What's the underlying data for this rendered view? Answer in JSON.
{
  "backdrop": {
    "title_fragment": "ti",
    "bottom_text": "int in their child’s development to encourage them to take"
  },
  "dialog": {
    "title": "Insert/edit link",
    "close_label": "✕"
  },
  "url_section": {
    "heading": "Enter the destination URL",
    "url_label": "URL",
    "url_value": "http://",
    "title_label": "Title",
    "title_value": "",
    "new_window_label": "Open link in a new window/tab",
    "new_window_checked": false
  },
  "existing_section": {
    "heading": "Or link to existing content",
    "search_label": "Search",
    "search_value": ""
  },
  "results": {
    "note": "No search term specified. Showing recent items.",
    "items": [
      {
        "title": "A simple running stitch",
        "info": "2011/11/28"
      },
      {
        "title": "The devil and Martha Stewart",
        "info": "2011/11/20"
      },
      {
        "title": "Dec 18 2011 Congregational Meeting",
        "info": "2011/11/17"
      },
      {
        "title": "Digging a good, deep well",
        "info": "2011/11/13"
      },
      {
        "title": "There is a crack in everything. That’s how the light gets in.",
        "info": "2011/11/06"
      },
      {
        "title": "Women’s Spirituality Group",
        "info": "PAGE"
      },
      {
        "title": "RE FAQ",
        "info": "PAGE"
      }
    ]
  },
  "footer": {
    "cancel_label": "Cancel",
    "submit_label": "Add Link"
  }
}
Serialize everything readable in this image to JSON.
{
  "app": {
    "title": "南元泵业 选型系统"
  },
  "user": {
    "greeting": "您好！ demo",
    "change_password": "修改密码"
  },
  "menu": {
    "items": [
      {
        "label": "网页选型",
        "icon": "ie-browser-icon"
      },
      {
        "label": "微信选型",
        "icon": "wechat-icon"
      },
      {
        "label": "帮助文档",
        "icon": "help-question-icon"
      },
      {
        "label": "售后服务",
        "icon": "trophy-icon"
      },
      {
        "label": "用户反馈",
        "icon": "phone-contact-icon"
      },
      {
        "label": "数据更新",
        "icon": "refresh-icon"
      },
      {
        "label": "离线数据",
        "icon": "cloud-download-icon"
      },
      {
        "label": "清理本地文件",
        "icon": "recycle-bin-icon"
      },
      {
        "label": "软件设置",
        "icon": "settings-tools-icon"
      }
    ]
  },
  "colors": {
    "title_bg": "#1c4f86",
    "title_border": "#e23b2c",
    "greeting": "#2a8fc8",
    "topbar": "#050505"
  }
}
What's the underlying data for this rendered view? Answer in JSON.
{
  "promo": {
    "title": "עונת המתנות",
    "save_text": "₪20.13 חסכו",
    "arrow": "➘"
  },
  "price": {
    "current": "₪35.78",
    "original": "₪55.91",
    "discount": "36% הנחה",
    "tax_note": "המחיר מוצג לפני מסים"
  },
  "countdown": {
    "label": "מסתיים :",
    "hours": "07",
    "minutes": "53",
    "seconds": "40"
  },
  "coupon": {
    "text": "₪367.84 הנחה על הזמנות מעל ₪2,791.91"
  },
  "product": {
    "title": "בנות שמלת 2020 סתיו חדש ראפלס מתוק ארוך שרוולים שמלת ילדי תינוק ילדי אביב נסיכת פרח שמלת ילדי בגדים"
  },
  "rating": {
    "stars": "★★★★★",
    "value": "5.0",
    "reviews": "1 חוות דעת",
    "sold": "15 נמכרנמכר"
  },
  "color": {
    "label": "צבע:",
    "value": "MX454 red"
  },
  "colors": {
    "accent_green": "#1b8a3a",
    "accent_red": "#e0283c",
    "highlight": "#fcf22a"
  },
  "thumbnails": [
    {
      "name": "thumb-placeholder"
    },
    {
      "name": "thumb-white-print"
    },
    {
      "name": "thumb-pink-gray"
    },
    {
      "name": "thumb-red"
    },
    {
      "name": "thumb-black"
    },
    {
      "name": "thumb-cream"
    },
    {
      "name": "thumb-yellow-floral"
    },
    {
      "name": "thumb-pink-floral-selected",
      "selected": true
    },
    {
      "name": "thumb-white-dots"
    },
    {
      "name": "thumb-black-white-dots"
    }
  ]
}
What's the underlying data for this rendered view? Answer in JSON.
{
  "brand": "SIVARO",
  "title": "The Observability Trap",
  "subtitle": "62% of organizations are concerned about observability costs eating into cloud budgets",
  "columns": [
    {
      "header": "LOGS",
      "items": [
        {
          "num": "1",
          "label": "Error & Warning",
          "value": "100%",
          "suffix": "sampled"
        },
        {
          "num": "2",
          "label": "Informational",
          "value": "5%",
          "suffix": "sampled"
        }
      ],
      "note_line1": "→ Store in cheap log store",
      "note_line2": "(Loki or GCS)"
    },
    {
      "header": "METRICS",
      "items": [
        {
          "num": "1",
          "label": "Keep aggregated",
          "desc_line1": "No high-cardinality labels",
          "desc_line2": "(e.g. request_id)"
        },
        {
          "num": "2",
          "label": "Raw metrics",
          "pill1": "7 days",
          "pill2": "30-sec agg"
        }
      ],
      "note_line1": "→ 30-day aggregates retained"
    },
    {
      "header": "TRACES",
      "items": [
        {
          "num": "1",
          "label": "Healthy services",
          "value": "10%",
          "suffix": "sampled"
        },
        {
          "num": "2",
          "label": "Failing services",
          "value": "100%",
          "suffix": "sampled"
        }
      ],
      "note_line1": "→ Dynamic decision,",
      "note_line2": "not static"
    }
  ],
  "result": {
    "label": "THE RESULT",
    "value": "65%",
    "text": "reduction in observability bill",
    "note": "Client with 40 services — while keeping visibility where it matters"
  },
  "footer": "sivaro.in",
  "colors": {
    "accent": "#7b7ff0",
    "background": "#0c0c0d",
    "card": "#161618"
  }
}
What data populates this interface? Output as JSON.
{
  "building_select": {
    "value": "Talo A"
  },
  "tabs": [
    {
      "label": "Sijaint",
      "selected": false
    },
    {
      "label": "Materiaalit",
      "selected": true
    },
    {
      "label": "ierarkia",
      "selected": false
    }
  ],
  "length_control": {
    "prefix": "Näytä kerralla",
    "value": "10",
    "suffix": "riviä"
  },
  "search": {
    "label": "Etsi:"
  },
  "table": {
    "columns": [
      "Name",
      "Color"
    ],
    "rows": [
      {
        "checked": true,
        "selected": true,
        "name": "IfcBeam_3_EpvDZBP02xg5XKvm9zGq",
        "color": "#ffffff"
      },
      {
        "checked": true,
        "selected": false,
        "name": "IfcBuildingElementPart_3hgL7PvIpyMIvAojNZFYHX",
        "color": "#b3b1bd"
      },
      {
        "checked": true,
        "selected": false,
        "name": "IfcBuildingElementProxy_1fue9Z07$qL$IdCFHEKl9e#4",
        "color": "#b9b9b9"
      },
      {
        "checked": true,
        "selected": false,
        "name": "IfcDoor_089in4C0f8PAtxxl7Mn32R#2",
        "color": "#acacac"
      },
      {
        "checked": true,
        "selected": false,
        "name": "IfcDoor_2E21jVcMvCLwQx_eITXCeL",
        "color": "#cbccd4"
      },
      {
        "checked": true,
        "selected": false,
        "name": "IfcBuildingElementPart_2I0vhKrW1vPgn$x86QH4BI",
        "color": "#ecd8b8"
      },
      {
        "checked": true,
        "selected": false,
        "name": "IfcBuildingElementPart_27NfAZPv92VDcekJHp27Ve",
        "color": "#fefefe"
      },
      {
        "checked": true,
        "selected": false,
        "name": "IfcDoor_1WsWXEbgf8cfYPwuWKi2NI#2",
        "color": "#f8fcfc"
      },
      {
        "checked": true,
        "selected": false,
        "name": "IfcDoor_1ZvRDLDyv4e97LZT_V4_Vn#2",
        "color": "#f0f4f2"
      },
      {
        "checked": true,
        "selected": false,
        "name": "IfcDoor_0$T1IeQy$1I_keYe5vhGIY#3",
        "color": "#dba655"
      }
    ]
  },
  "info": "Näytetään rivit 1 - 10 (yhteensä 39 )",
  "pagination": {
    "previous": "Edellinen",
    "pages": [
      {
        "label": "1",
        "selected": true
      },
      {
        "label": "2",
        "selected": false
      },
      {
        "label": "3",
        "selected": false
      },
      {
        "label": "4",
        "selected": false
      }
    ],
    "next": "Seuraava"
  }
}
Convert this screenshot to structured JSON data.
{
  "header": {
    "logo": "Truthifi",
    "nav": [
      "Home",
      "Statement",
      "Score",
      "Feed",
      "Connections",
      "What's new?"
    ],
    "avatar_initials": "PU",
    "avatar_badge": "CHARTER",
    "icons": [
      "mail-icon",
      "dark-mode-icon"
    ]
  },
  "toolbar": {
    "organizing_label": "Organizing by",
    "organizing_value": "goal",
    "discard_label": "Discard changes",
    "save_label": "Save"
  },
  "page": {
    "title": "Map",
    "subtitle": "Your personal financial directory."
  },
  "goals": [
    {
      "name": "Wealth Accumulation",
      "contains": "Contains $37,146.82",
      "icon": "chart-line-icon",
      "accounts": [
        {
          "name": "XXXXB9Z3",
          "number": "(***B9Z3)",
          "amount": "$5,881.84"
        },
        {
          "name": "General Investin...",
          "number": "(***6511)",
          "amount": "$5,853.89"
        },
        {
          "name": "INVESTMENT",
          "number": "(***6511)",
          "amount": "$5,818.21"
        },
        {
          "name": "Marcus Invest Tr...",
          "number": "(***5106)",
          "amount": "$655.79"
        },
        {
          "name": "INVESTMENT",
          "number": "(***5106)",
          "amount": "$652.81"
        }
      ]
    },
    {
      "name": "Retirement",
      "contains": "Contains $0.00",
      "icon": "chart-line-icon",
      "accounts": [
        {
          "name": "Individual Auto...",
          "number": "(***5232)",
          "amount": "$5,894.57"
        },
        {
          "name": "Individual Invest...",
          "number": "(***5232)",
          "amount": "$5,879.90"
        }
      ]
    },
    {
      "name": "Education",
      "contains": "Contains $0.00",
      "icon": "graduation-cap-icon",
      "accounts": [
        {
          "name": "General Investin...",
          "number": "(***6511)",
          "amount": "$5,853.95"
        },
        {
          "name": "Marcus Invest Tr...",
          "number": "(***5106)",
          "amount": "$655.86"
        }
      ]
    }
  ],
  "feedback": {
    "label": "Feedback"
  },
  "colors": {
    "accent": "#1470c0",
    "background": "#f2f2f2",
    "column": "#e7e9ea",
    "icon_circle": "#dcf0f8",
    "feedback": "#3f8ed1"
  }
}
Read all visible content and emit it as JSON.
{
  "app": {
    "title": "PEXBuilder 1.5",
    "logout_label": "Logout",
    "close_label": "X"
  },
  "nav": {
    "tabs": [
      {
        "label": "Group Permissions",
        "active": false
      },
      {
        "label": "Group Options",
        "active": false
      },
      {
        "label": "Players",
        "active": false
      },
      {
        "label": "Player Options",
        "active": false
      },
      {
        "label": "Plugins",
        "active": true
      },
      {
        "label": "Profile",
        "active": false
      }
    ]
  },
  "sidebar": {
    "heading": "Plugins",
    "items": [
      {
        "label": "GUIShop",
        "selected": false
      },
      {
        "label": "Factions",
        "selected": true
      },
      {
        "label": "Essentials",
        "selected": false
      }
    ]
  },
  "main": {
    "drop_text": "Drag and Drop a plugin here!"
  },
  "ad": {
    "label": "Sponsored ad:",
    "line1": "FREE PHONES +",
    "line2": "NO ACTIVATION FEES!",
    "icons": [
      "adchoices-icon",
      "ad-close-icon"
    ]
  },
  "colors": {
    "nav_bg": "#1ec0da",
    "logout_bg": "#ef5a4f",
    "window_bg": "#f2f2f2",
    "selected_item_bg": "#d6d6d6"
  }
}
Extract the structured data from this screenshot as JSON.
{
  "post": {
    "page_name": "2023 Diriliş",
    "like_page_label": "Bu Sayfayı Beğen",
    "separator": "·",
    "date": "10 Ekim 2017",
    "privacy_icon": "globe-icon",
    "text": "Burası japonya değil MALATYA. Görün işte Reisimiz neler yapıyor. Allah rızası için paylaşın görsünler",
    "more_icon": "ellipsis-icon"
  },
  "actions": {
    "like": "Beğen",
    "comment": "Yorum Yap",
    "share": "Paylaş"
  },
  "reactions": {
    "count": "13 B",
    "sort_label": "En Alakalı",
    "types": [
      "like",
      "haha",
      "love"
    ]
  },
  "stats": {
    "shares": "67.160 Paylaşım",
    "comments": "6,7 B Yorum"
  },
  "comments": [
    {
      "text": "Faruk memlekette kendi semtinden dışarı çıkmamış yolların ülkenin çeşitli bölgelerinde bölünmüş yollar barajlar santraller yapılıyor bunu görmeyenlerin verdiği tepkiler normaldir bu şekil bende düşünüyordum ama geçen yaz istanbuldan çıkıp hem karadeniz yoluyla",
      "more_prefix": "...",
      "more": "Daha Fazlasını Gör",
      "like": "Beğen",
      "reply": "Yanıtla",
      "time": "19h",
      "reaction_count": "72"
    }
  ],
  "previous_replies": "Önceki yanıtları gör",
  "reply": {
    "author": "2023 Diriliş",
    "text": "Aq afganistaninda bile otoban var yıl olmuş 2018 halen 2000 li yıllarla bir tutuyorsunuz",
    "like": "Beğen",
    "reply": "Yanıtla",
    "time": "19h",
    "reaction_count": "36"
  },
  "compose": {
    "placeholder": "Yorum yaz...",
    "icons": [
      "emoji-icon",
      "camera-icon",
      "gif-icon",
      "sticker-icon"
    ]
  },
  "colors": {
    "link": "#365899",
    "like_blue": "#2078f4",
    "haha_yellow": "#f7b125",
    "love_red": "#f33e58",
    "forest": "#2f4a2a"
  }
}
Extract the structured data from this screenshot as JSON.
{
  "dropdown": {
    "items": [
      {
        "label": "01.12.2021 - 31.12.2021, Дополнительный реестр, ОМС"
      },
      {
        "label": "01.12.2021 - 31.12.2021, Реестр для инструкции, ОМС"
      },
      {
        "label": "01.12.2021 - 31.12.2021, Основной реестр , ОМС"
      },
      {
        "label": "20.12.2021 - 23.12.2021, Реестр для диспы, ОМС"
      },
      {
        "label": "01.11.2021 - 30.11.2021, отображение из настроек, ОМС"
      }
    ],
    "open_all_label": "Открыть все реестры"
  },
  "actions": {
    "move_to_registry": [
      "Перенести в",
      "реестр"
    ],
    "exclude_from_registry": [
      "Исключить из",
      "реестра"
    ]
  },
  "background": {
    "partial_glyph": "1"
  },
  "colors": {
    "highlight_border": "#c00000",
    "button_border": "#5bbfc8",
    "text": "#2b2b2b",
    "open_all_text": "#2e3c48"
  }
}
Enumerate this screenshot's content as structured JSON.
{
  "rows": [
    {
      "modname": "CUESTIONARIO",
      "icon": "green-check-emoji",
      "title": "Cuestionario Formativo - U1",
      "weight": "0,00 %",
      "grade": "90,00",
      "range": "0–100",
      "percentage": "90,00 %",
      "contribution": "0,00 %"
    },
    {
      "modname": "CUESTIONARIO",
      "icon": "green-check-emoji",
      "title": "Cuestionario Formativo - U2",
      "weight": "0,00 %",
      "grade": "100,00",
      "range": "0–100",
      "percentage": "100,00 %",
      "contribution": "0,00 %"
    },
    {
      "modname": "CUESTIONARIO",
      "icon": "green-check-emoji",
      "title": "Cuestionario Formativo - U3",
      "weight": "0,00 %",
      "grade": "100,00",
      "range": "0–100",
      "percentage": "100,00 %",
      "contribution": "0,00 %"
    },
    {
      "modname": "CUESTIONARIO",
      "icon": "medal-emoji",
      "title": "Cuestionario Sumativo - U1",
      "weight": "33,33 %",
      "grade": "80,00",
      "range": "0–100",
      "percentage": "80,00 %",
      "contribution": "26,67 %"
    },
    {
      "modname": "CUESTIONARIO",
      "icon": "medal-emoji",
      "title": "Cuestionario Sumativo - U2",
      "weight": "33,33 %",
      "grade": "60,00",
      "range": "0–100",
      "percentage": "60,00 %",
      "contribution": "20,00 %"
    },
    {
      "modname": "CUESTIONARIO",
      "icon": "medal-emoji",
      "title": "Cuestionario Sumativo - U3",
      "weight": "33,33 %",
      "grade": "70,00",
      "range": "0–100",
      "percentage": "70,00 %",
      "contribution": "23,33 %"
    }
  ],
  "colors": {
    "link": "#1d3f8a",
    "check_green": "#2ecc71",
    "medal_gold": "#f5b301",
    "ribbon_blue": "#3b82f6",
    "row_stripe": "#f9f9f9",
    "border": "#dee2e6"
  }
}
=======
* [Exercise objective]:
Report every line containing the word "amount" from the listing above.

* [Exercise solution]:
          "amount": "$5,881.84"
          "amount": "$5,853.89"
          "amount": "$5,818.21"
          "amount": "$655.79"
          "amount": "$652.81"
          "amount": "$5,894.57"
          "amount": "$5,879.90"
          "amount": "$5,853.95"
          "amount": "$655.86"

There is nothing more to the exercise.